The big, beat-up building just off of Wilton Drive is exactly as vintage as it's supposed to be — the door handles are sticky, and the carpet showcases the standard "bowling pin and explosions" theme, but the lanes are clean, the balls are heavy, and — most important — the games and drinks are cheap. Ten bucks will get you unlimited bowling on Tuesdays and Thursdays from 9 p.m. until 2 a.m., and their ordinarily cheap drinks get even cheaper during happy hour, from 4 to 7: Domestic pitchers cost $6.50 to $9, and 16-ounce beers are two bucks a pop. A good place to bowl; a great place to drink. What else do you need?

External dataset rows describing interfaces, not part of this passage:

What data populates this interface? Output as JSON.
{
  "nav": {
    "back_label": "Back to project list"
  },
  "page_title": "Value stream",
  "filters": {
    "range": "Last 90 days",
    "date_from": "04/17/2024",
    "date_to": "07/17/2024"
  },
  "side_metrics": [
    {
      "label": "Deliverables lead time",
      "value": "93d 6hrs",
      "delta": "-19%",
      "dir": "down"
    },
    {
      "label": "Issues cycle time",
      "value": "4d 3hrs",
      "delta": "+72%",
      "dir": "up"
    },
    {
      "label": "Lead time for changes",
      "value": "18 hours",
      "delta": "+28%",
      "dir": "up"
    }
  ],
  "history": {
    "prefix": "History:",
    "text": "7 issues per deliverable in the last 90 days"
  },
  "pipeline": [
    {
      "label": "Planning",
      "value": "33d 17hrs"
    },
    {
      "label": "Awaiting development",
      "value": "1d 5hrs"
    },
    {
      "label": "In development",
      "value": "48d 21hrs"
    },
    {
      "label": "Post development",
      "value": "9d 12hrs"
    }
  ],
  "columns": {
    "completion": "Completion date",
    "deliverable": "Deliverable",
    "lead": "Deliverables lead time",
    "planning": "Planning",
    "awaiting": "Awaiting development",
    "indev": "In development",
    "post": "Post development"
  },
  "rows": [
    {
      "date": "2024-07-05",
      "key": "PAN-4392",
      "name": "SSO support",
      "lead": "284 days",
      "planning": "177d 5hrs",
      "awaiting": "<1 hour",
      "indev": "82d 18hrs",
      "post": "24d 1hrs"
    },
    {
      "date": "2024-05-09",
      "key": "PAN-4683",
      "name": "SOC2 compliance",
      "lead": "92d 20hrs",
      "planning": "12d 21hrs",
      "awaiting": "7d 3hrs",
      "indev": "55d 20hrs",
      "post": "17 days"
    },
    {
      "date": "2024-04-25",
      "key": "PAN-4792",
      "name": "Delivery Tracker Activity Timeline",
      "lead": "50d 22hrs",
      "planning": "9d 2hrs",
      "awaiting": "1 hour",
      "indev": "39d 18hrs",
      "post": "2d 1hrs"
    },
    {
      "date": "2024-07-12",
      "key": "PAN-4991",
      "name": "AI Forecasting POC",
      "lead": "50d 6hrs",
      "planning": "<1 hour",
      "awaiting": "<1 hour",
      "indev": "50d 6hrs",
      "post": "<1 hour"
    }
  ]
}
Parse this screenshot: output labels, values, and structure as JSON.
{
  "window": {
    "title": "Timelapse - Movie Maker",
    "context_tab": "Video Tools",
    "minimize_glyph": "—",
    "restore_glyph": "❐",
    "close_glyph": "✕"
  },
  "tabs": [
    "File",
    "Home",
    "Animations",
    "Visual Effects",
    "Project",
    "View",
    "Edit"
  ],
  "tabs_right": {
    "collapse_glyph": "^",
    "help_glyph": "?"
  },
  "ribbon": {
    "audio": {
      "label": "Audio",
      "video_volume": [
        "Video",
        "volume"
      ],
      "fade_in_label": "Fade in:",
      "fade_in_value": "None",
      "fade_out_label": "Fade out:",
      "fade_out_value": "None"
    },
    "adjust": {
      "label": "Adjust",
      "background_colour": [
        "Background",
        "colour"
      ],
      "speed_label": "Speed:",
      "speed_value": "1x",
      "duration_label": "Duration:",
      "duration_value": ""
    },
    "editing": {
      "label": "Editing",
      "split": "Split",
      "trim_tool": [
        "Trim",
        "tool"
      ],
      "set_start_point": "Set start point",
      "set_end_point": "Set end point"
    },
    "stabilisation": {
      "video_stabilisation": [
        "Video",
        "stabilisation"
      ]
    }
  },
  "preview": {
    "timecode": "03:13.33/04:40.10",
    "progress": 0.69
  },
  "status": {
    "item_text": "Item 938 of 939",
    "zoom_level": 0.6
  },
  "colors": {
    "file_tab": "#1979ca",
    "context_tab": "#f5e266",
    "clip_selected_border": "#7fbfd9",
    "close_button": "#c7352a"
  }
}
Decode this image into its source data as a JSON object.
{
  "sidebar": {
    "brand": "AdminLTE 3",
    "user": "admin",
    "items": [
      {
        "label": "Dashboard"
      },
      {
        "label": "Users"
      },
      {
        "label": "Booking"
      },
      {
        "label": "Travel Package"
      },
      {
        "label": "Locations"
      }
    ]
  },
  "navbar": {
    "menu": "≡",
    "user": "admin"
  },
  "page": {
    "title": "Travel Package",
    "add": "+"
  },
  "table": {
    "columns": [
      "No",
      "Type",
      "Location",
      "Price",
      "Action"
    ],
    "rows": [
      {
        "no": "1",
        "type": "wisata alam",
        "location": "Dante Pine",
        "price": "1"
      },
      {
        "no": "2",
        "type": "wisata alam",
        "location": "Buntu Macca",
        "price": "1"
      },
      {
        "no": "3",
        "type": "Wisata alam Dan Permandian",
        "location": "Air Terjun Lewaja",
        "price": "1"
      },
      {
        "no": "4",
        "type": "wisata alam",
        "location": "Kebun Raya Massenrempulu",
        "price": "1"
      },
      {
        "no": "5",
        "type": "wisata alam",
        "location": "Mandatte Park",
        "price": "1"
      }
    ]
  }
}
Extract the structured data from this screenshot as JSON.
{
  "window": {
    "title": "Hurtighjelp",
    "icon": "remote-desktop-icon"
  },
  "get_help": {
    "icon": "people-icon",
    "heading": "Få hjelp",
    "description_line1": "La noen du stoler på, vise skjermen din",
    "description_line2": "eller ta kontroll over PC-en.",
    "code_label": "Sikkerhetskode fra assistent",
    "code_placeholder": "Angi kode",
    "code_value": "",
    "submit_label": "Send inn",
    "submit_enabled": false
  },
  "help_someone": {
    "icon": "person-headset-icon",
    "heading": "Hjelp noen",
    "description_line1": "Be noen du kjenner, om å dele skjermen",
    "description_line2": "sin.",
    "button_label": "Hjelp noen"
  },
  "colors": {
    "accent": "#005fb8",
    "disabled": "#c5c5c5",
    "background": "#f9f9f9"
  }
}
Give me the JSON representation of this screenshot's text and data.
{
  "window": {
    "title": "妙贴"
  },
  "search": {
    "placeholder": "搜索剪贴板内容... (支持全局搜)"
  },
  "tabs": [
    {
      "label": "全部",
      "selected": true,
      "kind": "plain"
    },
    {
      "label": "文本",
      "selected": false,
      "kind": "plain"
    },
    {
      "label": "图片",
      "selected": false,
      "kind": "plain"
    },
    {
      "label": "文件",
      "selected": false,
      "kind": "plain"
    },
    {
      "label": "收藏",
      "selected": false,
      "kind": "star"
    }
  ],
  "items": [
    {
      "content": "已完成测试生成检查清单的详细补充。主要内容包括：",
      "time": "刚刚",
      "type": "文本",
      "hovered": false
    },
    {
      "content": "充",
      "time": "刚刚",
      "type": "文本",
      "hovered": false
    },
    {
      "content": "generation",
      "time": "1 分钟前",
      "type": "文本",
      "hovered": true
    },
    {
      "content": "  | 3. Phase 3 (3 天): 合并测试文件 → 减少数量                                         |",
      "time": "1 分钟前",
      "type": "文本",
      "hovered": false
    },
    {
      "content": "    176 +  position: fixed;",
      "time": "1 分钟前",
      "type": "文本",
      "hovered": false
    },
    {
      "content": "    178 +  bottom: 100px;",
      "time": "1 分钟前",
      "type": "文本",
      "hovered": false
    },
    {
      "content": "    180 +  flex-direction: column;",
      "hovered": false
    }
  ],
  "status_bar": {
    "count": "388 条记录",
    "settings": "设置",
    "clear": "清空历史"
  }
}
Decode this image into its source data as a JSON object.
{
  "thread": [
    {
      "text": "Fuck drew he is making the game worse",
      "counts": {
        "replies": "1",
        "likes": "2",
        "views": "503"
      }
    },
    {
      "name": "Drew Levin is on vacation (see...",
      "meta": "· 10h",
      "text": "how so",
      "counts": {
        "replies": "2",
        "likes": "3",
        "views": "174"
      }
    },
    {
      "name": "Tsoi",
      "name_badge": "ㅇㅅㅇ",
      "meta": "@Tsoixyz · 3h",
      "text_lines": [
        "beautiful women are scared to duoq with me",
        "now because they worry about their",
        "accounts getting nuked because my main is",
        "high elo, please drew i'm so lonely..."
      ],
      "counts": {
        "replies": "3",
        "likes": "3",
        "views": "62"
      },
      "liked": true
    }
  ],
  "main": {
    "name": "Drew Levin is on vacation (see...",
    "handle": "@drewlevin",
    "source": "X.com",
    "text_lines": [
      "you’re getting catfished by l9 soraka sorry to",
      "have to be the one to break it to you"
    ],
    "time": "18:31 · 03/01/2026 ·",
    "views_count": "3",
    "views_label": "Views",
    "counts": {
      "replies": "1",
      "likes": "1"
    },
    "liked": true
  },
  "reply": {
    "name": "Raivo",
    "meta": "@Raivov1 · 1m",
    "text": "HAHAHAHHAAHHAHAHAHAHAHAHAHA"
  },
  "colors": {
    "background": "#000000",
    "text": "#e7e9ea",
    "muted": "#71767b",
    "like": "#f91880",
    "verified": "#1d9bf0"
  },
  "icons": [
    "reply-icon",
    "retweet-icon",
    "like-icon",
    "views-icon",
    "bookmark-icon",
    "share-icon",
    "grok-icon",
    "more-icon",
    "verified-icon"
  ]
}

The vibe in the Retro Arcade isn't exactly a dimly lit cafe where patrons debate Kant or Joyce over glasses of malbec. But there is a special sort of intelligence to be found at the Retro Arcade Night. The monthly gathering brings together the humble stoners; future, present, and former rocket scientists; and perhaps even a retired English professor. And while any female met at this event is likely to be of the superbrained variety as well, she is a bit harder to come by than the dude-nerds. Let's just say the girl/guy ratio at this party is slightly more slanted than a pinball machine.
"Right now, it's time to win in court and then tell the people what the real deal is." That's how Dan Borislow responded to New Times' emailed request for an interview. The media, particularly sports website Deadspin, hasn't been kind to the three-wheeled-motorcycle-riding, West Palm Beach millionaire who made his fortune in the late 1990s in the telecom industry and a decade later invented the magicJack. In December 2010, Borislow spent big to acquire a women's soccer team, move it to Boca Raton, and name it after the magicJack — only to be accused of single-handedly destroying the Women's Professional Soccer league in the ensuing months. The litany of weirdness includes a former player who alleges that Borislow made her call him "daddy;" the firing of a well-respected coach who got the team off to a 3-0 start; emails Borislow sent to league brass calling them a "bunch of blithering idiots"; and rumors that he benched players and threatened their careers if they raised concerns about these antics. In the wake of all the bad publicity, the magicJack team was suspended and the league canceled its 2012 season. It's a tragedy, especially since the magicJack was stacked with talent; the roster included several players from the women's World Cup Soccer team that made a run in 2011 and would have given the league a fighting chance. We're eagerly waiting for litigators to wrap up the show so Borislow can finally tell us the real deal.